*** Begin section ***

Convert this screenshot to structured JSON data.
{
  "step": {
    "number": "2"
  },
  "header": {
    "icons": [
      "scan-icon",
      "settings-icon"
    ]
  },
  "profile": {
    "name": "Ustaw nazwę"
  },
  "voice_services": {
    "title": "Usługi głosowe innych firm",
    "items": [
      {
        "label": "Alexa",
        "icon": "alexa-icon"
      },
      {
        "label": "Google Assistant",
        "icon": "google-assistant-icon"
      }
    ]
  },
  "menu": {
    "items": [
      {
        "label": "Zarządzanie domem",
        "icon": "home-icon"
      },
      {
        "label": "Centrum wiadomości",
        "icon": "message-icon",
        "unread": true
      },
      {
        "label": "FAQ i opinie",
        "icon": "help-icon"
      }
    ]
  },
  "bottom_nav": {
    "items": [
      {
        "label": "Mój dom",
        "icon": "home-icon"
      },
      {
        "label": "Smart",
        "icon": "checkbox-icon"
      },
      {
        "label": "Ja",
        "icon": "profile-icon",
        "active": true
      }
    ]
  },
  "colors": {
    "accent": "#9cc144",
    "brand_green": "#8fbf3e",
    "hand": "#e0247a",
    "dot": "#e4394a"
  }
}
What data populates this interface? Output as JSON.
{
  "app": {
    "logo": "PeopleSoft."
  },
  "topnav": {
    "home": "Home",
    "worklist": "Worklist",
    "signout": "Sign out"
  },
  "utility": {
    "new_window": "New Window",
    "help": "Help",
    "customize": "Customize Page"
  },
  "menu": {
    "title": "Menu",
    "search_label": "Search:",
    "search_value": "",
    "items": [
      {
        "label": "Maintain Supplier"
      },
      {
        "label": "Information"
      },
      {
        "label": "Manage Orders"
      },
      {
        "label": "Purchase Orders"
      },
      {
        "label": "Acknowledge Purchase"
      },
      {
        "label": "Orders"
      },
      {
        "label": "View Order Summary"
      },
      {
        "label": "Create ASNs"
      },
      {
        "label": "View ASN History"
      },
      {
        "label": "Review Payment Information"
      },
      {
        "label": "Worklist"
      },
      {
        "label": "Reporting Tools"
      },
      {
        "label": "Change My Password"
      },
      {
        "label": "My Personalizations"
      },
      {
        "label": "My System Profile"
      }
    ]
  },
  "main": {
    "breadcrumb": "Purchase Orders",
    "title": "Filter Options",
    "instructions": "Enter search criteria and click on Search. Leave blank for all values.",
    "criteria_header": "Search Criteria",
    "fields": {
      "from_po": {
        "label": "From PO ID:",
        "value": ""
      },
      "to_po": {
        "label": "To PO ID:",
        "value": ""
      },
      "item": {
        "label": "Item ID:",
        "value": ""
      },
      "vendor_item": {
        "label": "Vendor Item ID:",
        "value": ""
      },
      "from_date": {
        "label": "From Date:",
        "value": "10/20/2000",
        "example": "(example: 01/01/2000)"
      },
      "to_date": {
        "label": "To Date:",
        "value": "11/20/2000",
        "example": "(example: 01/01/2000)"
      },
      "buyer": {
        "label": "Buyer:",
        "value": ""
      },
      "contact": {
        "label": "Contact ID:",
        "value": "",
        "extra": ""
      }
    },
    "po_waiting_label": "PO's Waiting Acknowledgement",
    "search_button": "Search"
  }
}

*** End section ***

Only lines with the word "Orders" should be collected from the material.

        "label": "Manage Orders"
        "label": "Purchase Orders"
        "label": "Orders"
    "breadcrumb": "Purchase Orders",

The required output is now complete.